WHAT TO DO => Go through the entries below and collect each line with the string "title" in it.
########################################
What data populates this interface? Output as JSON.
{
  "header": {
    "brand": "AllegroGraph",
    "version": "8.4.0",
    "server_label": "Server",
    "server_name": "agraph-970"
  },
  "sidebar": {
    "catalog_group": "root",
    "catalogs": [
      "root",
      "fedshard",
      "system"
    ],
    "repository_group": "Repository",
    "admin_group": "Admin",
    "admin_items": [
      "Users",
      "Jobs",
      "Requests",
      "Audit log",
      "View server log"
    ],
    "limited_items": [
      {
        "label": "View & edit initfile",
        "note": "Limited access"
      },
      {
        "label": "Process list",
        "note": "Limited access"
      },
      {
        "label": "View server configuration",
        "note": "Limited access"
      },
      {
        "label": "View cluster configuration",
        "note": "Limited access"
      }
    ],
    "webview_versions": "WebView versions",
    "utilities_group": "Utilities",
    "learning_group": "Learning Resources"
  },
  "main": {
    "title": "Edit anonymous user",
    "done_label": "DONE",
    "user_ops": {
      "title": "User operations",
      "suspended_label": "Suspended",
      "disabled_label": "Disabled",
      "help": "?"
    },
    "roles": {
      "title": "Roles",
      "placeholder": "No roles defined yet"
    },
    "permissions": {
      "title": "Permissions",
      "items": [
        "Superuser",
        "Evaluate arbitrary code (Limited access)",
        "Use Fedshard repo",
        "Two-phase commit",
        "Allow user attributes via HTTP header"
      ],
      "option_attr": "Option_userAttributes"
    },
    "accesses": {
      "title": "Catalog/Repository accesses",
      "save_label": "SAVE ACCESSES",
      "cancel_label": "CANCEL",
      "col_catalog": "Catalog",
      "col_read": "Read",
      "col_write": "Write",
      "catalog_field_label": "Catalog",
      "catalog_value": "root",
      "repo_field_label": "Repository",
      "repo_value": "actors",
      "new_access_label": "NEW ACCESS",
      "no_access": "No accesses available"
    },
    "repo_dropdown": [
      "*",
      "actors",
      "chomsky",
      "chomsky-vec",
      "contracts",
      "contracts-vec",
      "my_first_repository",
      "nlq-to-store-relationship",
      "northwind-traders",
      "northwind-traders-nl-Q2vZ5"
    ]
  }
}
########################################
TASK SOLUTION =>
    "title": "Edit anonymous user",
      "title": "User operations",
      "title": "Roles",
      "title": "Permissions",
      "title": "Catalog/Repository accesses",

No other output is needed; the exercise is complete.